TASK ITEM
Go through the records below and report each line with "Gbytes" in it.
═════ AVAILABLE RECORDS ═════
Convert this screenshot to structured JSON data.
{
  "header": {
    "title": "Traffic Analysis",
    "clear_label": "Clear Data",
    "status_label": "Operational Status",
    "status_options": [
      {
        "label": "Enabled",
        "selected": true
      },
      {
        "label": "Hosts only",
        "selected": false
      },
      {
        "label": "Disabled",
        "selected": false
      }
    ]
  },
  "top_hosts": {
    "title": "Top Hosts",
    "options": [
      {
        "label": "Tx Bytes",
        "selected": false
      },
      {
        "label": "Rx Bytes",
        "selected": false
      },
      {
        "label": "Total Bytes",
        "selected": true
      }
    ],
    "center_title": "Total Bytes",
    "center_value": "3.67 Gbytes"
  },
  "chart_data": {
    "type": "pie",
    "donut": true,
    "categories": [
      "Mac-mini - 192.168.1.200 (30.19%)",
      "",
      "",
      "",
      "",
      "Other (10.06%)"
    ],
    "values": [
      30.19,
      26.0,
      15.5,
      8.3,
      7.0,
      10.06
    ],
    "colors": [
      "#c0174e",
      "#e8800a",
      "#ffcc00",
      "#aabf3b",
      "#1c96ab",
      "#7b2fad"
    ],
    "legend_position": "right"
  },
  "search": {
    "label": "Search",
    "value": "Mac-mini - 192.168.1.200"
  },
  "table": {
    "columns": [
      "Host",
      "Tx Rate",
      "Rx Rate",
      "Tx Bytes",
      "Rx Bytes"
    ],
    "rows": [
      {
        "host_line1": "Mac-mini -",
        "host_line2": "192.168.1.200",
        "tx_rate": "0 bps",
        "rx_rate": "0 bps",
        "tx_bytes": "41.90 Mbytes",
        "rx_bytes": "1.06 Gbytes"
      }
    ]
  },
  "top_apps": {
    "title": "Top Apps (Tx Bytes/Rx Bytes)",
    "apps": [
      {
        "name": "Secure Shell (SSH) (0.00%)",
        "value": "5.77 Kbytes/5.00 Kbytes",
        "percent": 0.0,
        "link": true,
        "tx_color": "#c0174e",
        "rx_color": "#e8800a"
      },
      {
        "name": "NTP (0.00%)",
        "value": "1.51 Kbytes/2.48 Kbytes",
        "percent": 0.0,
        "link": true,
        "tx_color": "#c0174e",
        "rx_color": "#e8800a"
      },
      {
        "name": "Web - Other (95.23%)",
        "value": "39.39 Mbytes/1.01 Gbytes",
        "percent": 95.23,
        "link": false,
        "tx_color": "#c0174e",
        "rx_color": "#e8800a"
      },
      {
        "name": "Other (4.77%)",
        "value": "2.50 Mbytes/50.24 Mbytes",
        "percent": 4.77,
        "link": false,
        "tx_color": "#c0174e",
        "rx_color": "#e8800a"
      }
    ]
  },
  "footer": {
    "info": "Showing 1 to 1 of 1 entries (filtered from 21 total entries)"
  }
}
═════
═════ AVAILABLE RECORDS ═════
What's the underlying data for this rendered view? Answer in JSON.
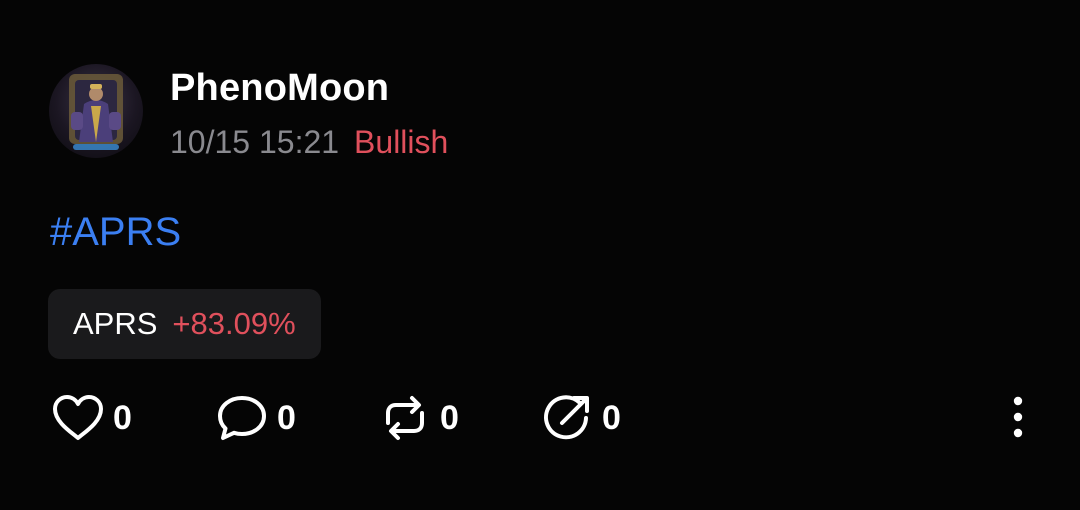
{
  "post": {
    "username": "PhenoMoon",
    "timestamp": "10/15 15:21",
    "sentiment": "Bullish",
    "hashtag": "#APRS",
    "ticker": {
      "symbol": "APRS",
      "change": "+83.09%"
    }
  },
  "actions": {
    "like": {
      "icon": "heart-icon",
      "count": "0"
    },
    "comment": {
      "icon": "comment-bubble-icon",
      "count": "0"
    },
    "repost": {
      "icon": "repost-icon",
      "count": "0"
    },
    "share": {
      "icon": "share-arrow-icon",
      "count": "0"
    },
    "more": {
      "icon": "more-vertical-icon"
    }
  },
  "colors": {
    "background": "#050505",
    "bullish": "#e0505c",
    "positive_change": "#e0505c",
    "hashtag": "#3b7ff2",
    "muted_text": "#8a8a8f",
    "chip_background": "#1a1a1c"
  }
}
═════
OUTPUT
    "center_value": "3.67 Gbytes"
        "rx_bytes": "1.06 Gbytes"
        "value": "39.39 Mbytes/1.01 Gbytes",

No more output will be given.